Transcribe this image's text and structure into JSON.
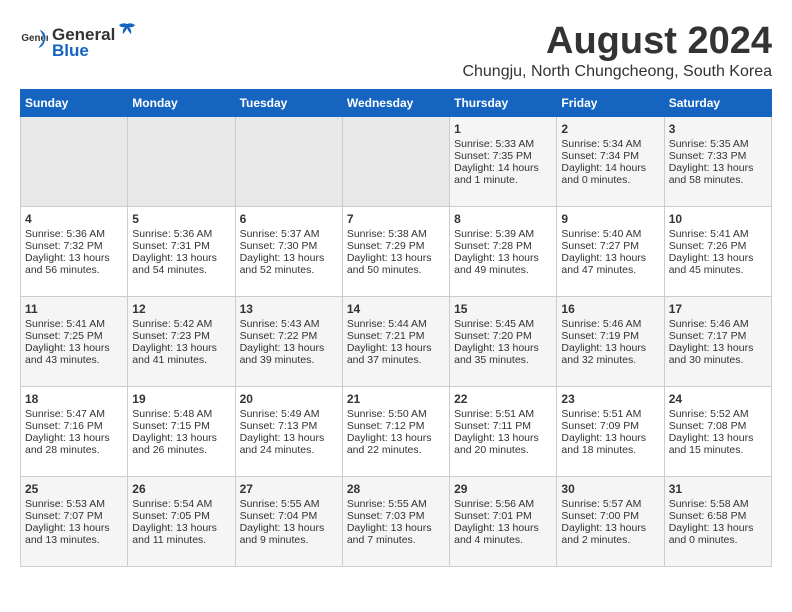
{
  "logo": {
    "general": "General",
    "blue": "Blue"
  },
  "title": "August 2024",
  "subtitle": "Chungju, North Chungcheong, South Korea",
  "days_of_week": [
    "Sunday",
    "Monday",
    "Tuesday",
    "Wednesday",
    "Thursday",
    "Friday",
    "Saturday"
  ],
  "weeks": [
    [
      {
        "day": "",
        "info": ""
      },
      {
        "day": "",
        "info": ""
      },
      {
        "day": "",
        "info": ""
      },
      {
        "day": "",
        "info": ""
      },
      {
        "day": "1",
        "info": "Sunrise: 5:33 AM\nSunset: 7:35 PM\nDaylight: 14 hours\nand 1 minute."
      },
      {
        "day": "2",
        "info": "Sunrise: 5:34 AM\nSunset: 7:34 PM\nDaylight: 14 hours\nand 0 minutes."
      },
      {
        "day": "3",
        "info": "Sunrise: 5:35 AM\nSunset: 7:33 PM\nDaylight: 13 hours\nand 58 minutes."
      }
    ],
    [
      {
        "day": "4",
        "info": "Sunrise: 5:36 AM\nSunset: 7:32 PM\nDaylight: 13 hours\nand 56 minutes."
      },
      {
        "day": "5",
        "info": "Sunrise: 5:36 AM\nSunset: 7:31 PM\nDaylight: 13 hours\nand 54 minutes."
      },
      {
        "day": "6",
        "info": "Sunrise: 5:37 AM\nSunset: 7:30 PM\nDaylight: 13 hours\nand 52 minutes."
      },
      {
        "day": "7",
        "info": "Sunrise: 5:38 AM\nSunset: 7:29 PM\nDaylight: 13 hours\nand 50 minutes."
      },
      {
        "day": "8",
        "info": "Sunrise: 5:39 AM\nSunset: 7:28 PM\nDaylight: 13 hours\nand 49 minutes."
      },
      {
        "day": "9",
        "info": "Sunrise: 5:40 AM\nSunset: 7:27 PM\nDaylight: 13 hours\nand 47 minutes."
      },
      {
        "day": "10",
        "info": "Sunrise: 5:41 AM\nSunset: 7:26 PM\nDaylight: 13 hours\nand 45 minutes."
      }
    ],
    [
      {
        "day": "11",
        "info": "Sunrise: 5:41 AM\nSunset: 7:25 PM\nDaylight: 13 hours\nand 43 minutes."
      },
      {
        "day": "12",
        "info": "Sunrise: 5:42 AM\nSunset: 7:23 PM\nDaylight: 13 hours\nand 41 minutes."
      },
      {
        "day": "13",
        "info": "Sunrise: 5:43 AM\nSunset: 7:22 PM\nDaylight: 13 hours\nand 39 minutes."
      },
      {
        "day": "14",
        "info": "Sunrise: 5:44 AM\nSunset: 7:21 PM\nDaylight: 13 hours\nand 37 minutes."
      },
      {
        "day": "15",
        "info": "Sunrise: 5:45 AM\nSunset: 7:20 PM\nDaylight: 13 hours\nand 35 minutes."
      },
      {
        "day": "16",
        "info": "Sunrise: 5:46 AM\nSunset: 7:19 PM\nDaylight: 13 hours\nand 32 minutes."
      },
      {
        "day": "17",
        "info": "Sunrise: 5:46 AM\nSunset: 7:17 PM\nDaylight: 13 hours\nand 30 minutes."
      }
    ],
    [
      {
        "day": "18",
        "info": "Sunrise: 5:47 AM\nSunset: 7:16 PM\nDaylight: 13 hours\nand 28 minutes."
      },
      {
        "day": "19",
        "info": "Sunrise: 5:48 AM\nSunset: 7:15 PM\nDaylight: 13 hours\nand 26 minutes."
      },
      {
        "day": "20",
        "info": "Sunrise: 5:49 AM\nSunset: 7:13 PM\nDaylight: 13 hours\nand 24 minutes."
      },
      {
        "day": "21",
        "info": "Sunrise: 5:50 AM\nSunset: 7:12 PM\nDaylight: 13 hours\nand 22 minutes."
      },
      {
        "day": "22",
        "info": "Sunrise: 5:51 AM\nSunset: 7:11 PM\nDaylight: 13 hours\nand 20 minutes."
      },
      {
        "day": "23",
        "info": "Sunrise: 5:51 AM\nSunset: 7:09 PM\nDaylight: 13 hours\nand 18 minutes."
      },
      {
        "day": "24",
        "info": "Sunrise: 5:52 AM\nSunset: 7:08 PM\nDaylight: 13 hours\nand 15 minutes."
      }
    ],
    [
      {
        "day": "25",
        "info": "Sunrise: 5:53 AM\nSunset: 7:07 PM\nDaylight: 13 hours\nand 13 minutes."
      },
      {
        "day": "26",
        "info": "Sunrise: 5:54 AM\nSunset: 7:05 PM\nDaylight: 13 hours\nand 11 minutes."
      },
      {
        "day": "27",
        "info": "Sunrise: 5:55 AM\nSunset: 7:04 PM\nDaylight: 13 hours\nand 9 minutes."
      },
      {
        "day": "28",
        "info": "Sunrise: 5:55 AM\nSunset: 7:03 PM\nDaylight: 13 hours\nand 7 minutes."
      },
      {
        "day": "29",
        "info": "Sunrise: 5:56 AM\nSunset: 7:01 PM\nDaylight: 13 hours\nand 4 minutes."
      },
      {
        "day": "30",
        "info": "Sunrise: 5:57 AM\nSunset: 7:00 PM\nDaylight: 13 hours\nand 2 minutes."
      },
      {
        "day": "31",
        "info": "Sunrise: 5:58 AM\nSunset: 6:58 PM\nDaylight: 13 hours\nand 0 minutes."
      }
    ]
  ]
}
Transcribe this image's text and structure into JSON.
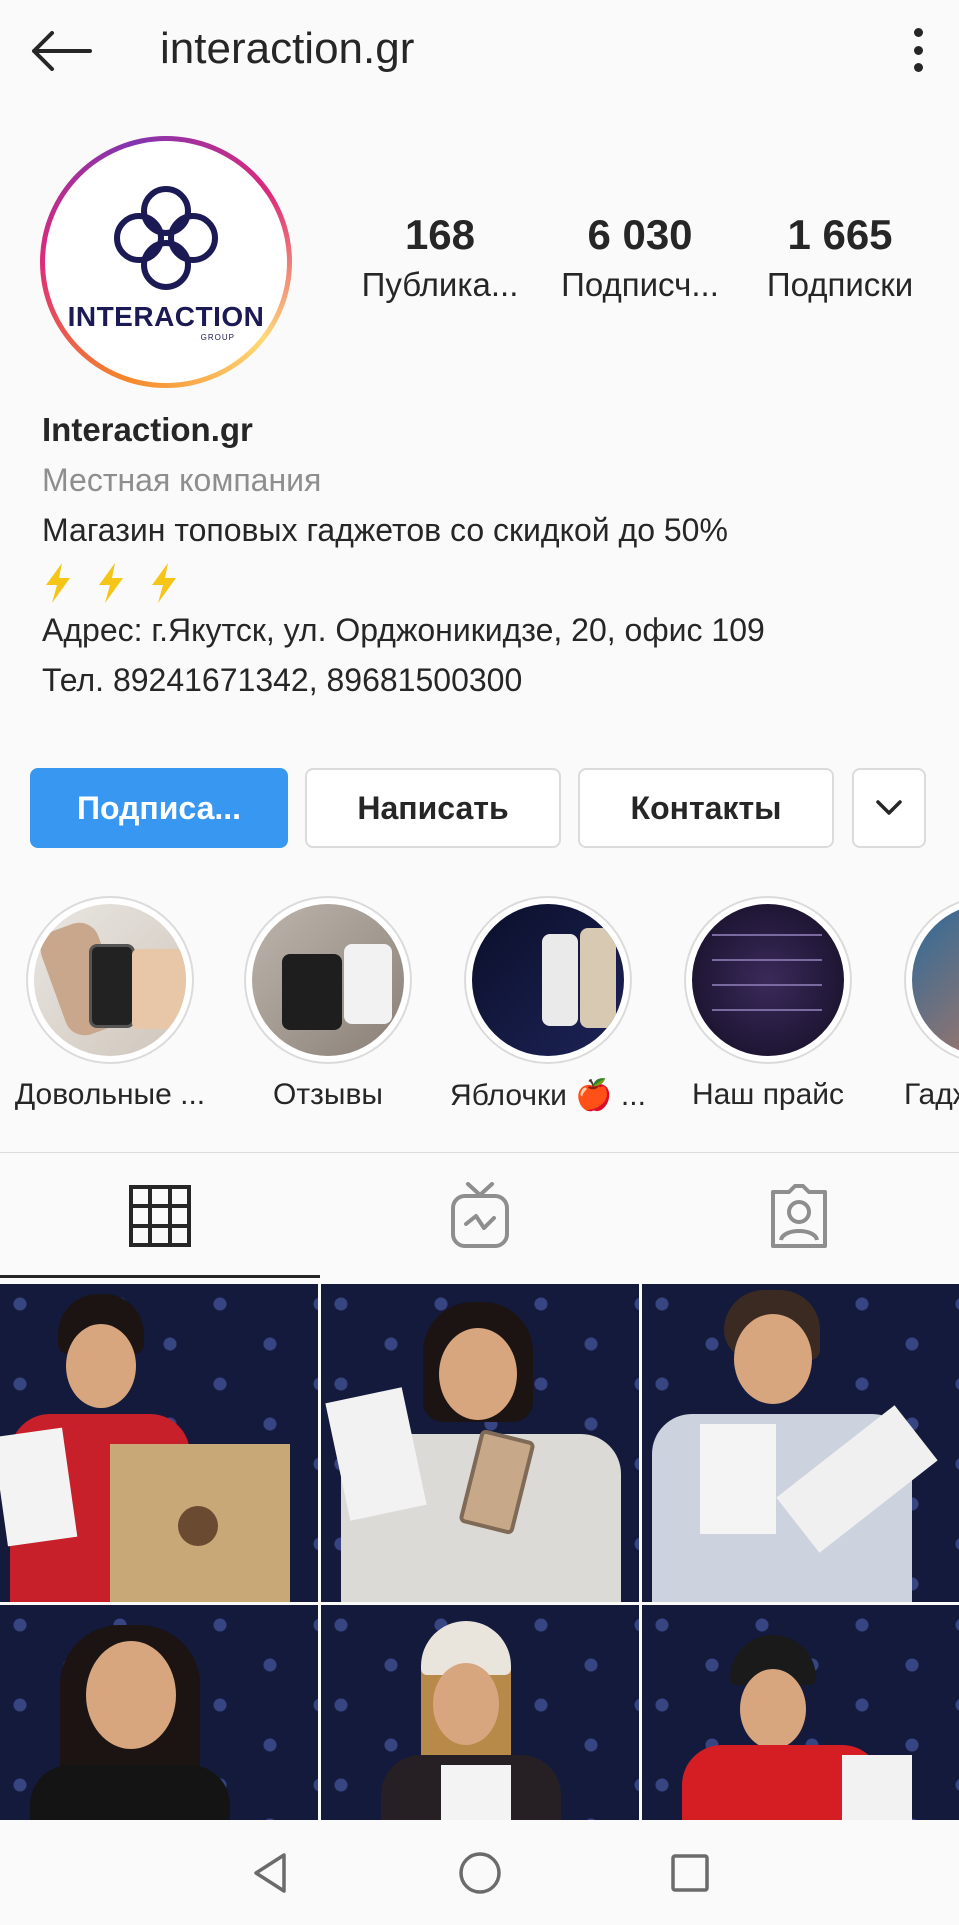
{
  "header": {
    "back_icon": "arrow-left-icon",
    "title": "interaction.gr",
    "more_icon": "vertical-dots-icon"
  },
  "profile": {
    "avatar_logo_text": "INTERACTION",
    "avatar_logo_sub": "GROUP",
    "stats": [
      {
        "value": "168",
        "label": "Публика..."
      },
      {
        "value": "6 030",
        "label": "Подписч..."
      },
      {
        "value": "1 665",
        "label": "Подписки"
      }
    ],
    "name": "Interaction.gr",
    "category": "Местная компания",
    "bio_line1": "Магазин топовых гаджетов со скидкой до 50%",
    "bio_emoji": "⚡⚡⚡",
    "bio_line2": "Адрес: г.Якутск, ул. Орджоникидзе, 20, офис 109",
    "bio_line3": "Тел. 89241671342, 89681500300"
  },
  "actions": {
    "follow_label": "Подписа...",
    "message_label": "Написать",
    "contacts_label": "Контакты",
    "more_icon": "chevron-down-icon"
  },
  "highlights": [
    {
      "label": "Довольные ..."
    },
    {
      "label": "Отзывы"
    },
    {
      "label": "Яблочки 🍎 ..."
    },
    {
      "label": "Наш прайс"
    },
    {
      "label": "Гадж"
    }
  ],
  "tabs": [
    {
      "icon": "grid-icon",
      "active": true
    },
    {
      "icon": "igtv-icon",
      "active": false
    },
    {
      "icon": "tagged-person-icon",
      "active": false
    }
  ],
  "navbar": {
    "back_icon": "triangle-back-icon",
    "home_icon": "circle-home-icon",
    "recents_icon": "square-recents-icon"
  },
  "colors": {
    "accent_blue": "#3897f0",
    "text": "#262626",
    "muted": "#8e8e8e",
    "border": "#dbdbdb",
    "logo_navy": "#1c1a54"
  }
}
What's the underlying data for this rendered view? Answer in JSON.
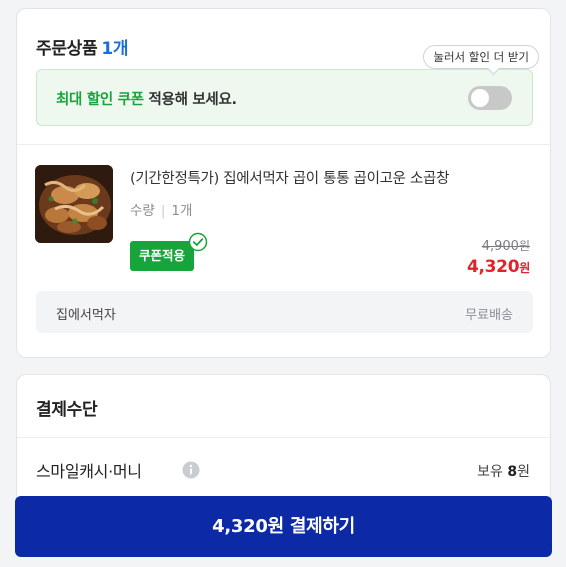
{
  "order": {
    "title": "주문상품",
    "count": "1개",
    "tooltip": "눌러서 할인 더 받기",
    "coupon_banner": {
      "highlight": "최대 할인 쿠폰",
      "text": "적용해 보세요.",
      "toggle_on": false
    },
    "product": {
      "name": "(기간한정특가) 집에서먹자 곱이 통통 곱이고운 소곱창",
      "qty_label": "수량",
      "qty_value": "1개",
      "coupon_badge": "쿠폰적용",
      "original_price": "4,900",
      "final_price": "4,320",
      "currency": "원"
    },
    "seller": {
      "name": "집에서먹자",
      "shipping": "무료배송"
    }
  },
  "payment": {
    "title": "결제수단",
    "method_label": "스마일캐시·머니",
    "balance_label": "보유",
    "balance_value": "8",
    "balance_unit": "원"
  },
  "pay_button": {
    "amount": "4,320원",
    "label": "결제하기"
  },
  "colors": {
    "accent_blue": "#1a6fdc",
    "coupon_green": "#17a43b",
    "price_red": "#e0232a",
    "pay_button": "#0c2aa6"
  }
}
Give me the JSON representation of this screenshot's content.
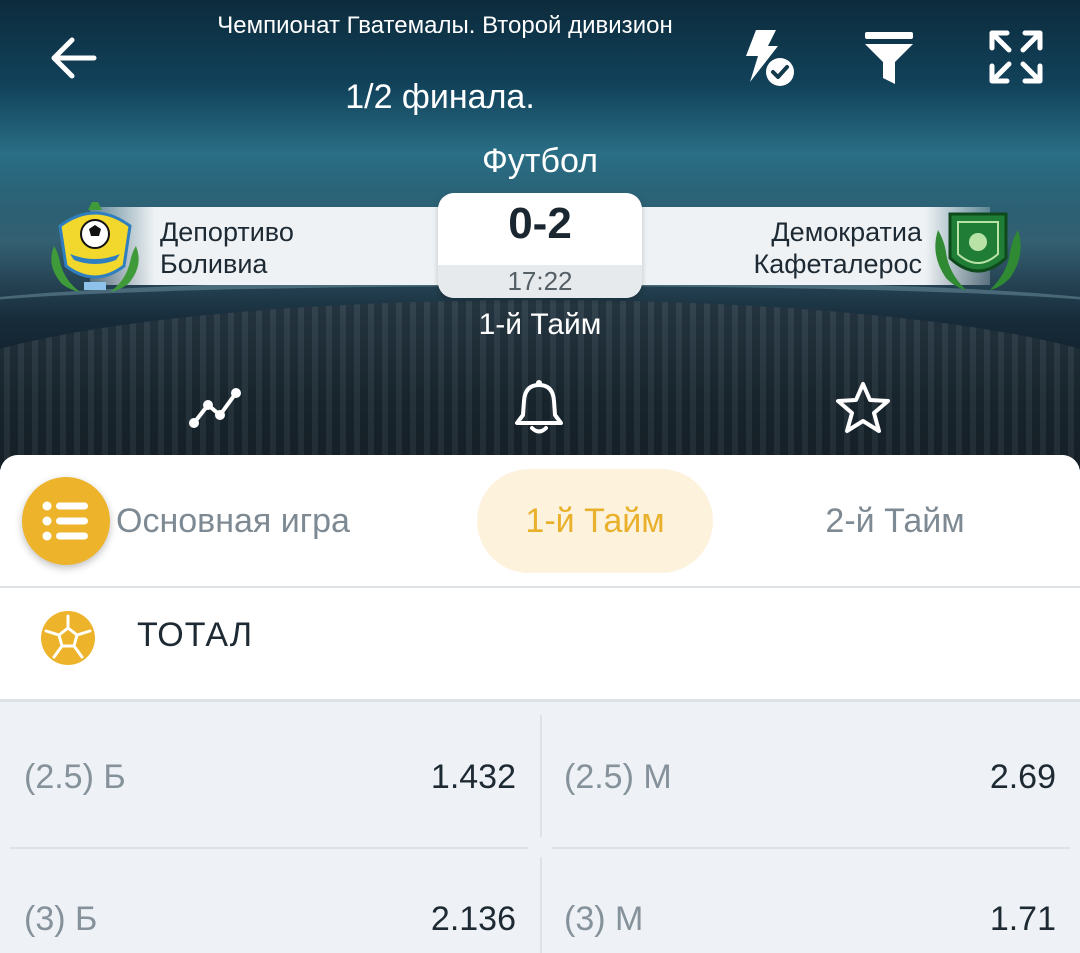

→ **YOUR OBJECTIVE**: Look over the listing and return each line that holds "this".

→ **RESPONSE**:
Transcribe this image's text and structure into JSON.
Transcribe this image's text and structure into JSON.
What's the underlying data for this rendered view? Answer in JSON.
Give me the JSON representation of this screenshot's content.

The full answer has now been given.